→ **Directions**: The pictures are to be left out when the listing below is reproduced word for word.

§

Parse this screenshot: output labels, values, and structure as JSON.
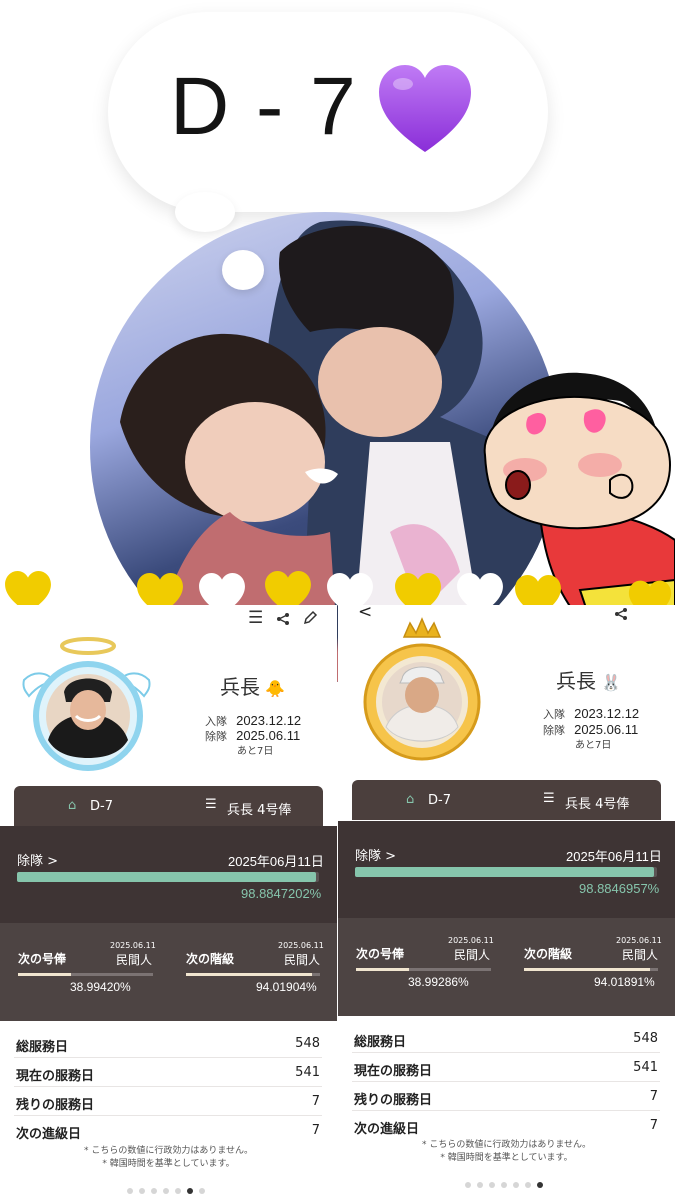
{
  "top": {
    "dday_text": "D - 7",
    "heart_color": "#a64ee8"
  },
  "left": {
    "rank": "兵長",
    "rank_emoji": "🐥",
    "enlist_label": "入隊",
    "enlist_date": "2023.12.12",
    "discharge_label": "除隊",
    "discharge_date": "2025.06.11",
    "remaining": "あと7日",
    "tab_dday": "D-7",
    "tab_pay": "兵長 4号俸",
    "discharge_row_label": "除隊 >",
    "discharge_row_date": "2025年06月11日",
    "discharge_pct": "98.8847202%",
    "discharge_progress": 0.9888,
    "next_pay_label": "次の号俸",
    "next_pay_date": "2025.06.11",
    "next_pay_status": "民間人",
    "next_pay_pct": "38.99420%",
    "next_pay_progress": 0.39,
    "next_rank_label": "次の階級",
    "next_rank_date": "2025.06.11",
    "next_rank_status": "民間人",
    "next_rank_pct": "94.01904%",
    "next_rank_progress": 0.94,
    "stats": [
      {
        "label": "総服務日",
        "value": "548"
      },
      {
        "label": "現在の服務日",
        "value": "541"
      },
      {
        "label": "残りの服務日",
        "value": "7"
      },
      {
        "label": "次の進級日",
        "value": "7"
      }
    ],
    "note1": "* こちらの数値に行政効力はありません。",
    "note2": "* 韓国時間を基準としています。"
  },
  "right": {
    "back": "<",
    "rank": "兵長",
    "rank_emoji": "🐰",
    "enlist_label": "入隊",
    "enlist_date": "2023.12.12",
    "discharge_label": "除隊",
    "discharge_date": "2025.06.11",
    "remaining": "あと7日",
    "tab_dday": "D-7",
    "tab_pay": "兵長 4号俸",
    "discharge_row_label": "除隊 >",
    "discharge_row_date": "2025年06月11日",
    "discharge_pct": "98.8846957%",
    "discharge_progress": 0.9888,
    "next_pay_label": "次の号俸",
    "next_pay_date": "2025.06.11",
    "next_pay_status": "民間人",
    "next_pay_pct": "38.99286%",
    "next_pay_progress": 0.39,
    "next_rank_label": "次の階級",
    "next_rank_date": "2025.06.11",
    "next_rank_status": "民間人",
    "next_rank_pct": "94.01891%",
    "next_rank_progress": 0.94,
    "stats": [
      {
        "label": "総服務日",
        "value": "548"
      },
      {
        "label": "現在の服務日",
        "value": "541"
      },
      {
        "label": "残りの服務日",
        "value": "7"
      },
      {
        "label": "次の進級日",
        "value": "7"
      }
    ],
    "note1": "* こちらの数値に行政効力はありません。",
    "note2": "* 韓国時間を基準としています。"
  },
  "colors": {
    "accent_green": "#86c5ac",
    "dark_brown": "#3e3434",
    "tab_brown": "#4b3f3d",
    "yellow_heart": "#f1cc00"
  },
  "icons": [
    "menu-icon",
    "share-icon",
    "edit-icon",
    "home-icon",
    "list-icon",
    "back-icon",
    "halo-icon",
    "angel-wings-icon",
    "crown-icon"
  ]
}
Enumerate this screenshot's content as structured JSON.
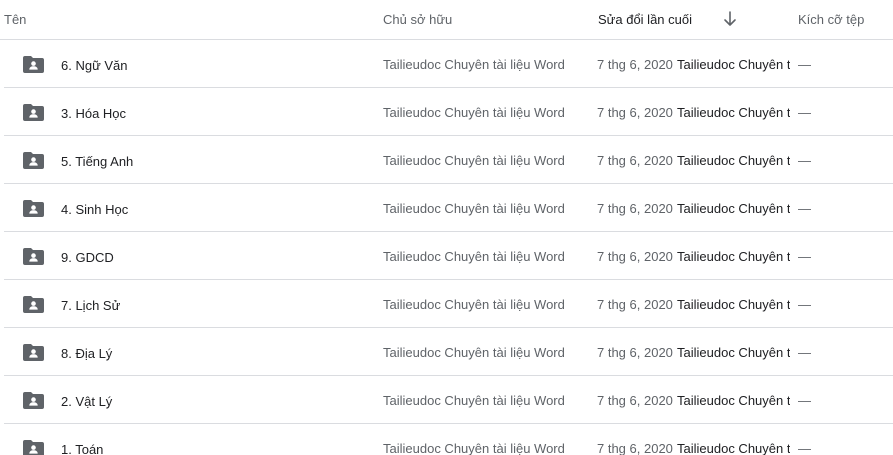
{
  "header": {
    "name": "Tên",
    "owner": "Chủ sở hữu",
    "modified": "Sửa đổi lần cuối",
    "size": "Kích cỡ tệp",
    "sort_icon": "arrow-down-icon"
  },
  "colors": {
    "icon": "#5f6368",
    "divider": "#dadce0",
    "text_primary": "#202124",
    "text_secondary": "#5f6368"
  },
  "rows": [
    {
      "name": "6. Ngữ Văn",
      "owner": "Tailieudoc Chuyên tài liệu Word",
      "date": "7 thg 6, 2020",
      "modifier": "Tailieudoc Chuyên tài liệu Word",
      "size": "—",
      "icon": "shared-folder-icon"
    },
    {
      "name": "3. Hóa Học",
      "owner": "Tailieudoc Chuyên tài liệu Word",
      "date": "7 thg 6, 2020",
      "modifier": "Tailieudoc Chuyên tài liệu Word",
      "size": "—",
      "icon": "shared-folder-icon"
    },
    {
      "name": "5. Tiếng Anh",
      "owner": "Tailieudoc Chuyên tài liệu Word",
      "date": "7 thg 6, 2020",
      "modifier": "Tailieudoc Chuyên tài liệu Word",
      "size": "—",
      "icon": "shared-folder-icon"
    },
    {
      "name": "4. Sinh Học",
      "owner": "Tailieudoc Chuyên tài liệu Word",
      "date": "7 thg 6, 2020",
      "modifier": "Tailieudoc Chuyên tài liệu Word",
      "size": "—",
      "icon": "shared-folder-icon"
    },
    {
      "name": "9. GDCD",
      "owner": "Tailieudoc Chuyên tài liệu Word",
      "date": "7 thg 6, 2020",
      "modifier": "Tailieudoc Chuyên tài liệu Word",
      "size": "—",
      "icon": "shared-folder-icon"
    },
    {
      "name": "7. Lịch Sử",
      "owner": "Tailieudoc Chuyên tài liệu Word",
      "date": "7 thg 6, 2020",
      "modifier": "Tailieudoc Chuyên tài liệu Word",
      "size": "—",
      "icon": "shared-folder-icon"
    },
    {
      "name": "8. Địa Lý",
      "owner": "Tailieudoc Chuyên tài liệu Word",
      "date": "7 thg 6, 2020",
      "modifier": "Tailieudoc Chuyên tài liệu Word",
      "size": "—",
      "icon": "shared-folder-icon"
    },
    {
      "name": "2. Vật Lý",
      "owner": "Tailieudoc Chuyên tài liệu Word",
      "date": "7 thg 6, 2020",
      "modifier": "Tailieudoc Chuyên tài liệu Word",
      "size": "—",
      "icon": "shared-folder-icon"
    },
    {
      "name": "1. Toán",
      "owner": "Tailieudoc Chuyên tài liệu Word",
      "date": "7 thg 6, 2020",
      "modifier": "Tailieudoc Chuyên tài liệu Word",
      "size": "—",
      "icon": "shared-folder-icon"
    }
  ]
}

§

→ **Solution to this problem**:
Parse this screenshot: output labels, values, and structure as JSON.
{
  "top": {
    "dday_text": "D - 7",
    "heart_color": "#a64ee8"
  },
  "left": {
    "rank": "兵長",
    "rank_emoji": "🐥",
    "enlist_label": "入隊",
    "enlist_date": "2023.12.12",
    "discharge_label": "除隊",
    "discharge_date": "2025.06.11",
    "remaining": "あと7日",
    "tab_dday": "D-7",
    "tab_pay": "兵長 4号俸",
    "discharge_row_label": "除隊 >",
    "discharge_row_date": "2025年06月11日",
    "discharge_pct": "98.8847202%",
    "discharge_progress": 0.9888,
    "next_pay_label": "次の号俸",
    "next_pay_date": "2025.06.11",
    "next_pay_status": "民間人",
    "next_pay_pct": "38.99420%",
    "next_pay_progress": 0.39,
    "next_rank_label": "次の階級",
    "next_rank_date": "2025.06.11",
    "next_rank_status": "民間人",
    "next_rank_pct": "94.01904%",
    "next_rank_progress": 0.94,
    "stats": [
      {
        "label": "総服務日",
        "value": "548"
      },
      {
        "label": "現在の服務日",
        "value": "541"
      },
      {
        "label": "残りの服務日",
        "value": "7"
      },
      {
        "label": "次の進級日",
        "value": "7"
      }
    ],
    "note1": "* こちらの数値に行政効力はありません。",
    "note2": "* 韓国時間を基準としています。"
  },
  "right": {
    "back": "<",
    "rank": "兵長",
    "rank_emoji": "🐰",
    "enlist_label": "入隊",
    "enlist_date": "2023.12.12",
    "discharge_label": "除隊",
    "discharge_date": "2025.06.11",
    "remaining": "あと7日",
    "tab_dday": "D-7",
    "tab_pay": "兵長 4号俸",
    "discharge_row_label": "除隊 >",
    "discharge_row_date": "2025年06月11日",
    "discharge_pct": "98.8846957%",
    "discharge_progress": 0.9888,
    "next_pay_label": "次の号俸",
    "next_pay_date": "2025.06.11",
    "next_pay_status": "民間人",
    "next_pay_pct": "38.99286%",
    "next_pay_progress": 0.39,
    "next_rank_label": "次の階級",
    "next_rank_date": "2025.06.11",
    "next_rank_status": "民間人",
    "next_rank_pct": "94.01891%",
    "next_rank_progress": 0.94,
    "stats": [
      {
        "label": "総服務日",
        "value": "548"
      },
      {
        "label": "現在の服務日",
        "value": "541"
      },
      {
        "label": "残りの服務日",
        "value": "7"
      },
      {
        "label": "次の進級日",
        "value": "7"
      }
    ],
    "note1": "* こちらの数値に行政効力はありません。",
    "note2": "* 韓国時間を基準としています。"
  },
  "colors": {
    "accent_green": "#86c5ac",
    "dark_brown": "#3e3434",
    "tab_brown": "#4b3f3d",
    "yellow_heart": "#f1cc00"
  },
  "icons": [
    "menu-icon",
    "share-icon",
    "edit-icon",
    "home-icon",
    "list-icon",
    "back-icon",
    "halo-icon",
    "angel-wings-icon",
    "crown-icon"
  ]
}
Enumerate this screenshot's content as structured JSON.
{
  "header": {
    "name": "Tên",
    "owner": "Chủ sở hữu",
    "modified": "Sửa đổi lần cuối",
    "size": "Kích cỡ tệp",
    "sort_icon": "arrow-down-icon"
  },
  "colors": {
    "icon": "#5f6368",
    "divider": "#dadce0",
    "text_primary": "#202124",
    "text_secondary": "#5f6368"
  },
  "rows": [
    {
      "name": "6. Ngữ Văn",
      "owner": "Tailieudoc Chuyên tài liệu Word",
      "date": "7 thg 6, 2020",
      "modifier": "Tailieudoc Chuyên tài liệu Word",
      "size": "—",
      "icon": "shared-folder-icon"
    },
    {
      "name": "3. Hóa Học",
      "owner": "Tailieudoc Chuyên tài liệu Word",
      "date": "7 thg 6, 2020",
      "modifier": "Tailieudoc Chuyên tài liệu Word",
      "size": "—",
      "icon": "shared-folder-icon"
    },
    {
      "name": "5. Tiếng Anh",
      "owner": "Tailieudoc Chuyên tài liệu Word",
      "date": "7 thg 6, 2020",
      "modifier": "Tailieudoc Chuyên tài liệu Word",
      "size": "—",
      "icon": "shared-folder-icon"
    },
    {
      "name": "4. Sinh Học",
      "owner": "Tailieudoc Chuyên tài liệu Word",
      "date": "7 thg 6, 2020",
      "modifier": "Tailieudoc Chuyên tài liệu Word",
      "size": "—",
      "icon": "shared-folder-icon"
    },
    {
      "name": "9. GDCD",
      "owner": "Tailieudoc Chuyên tài liệu Word",
      "date": "7 thg 6, 2020",
      "modifier": "Tailieudoc Chuyên tài liệu Word",
      "size": "—",
      "icon": "shared-folder-icon"
    },
    {
      "name": "7. Lịch Sử",
      "owner": "Tailieudoc Chuyên tài liệu Word",
      "date": "7 thg 6, 2020",
      "modifier": "Tailieudoc Chuyên tài liệu Word",
      "size": "—",
      "icon": "shared-folder-icon"
    },
    {
      "name": "8. Địa Lý",
      "owner": "Tailieudoc Chuyên tài liệu Word",
      "date": "7 thg 6, 2020",
      "modifier": "Tailieudoc Chuyên tài liệu Word",
      "size": "—",
      "icon": "shared-folder-icon"
    },
    {
      "name": "2. Vật Lý",
      "owner": "Tailieudoc Chuyên tài liệu Word",
      "date": "7 thg 6, 2020",
      "modifier": "Tailieudoc Chuyên tài liệu Word",
      "size": "—",
      "icon": "shared-folder-icon"
    },
    {
      "name": "1. Toán",
      "owner": "Tailieudoc Chuyên tài liệu Word",
      "date": "7 thg 6, 2020",
      "modifier": "Tailieudoc Chuyên tài liệu Word",
      "size": "—",
      "icon": "shared-folder-icon"
    }
  ]
}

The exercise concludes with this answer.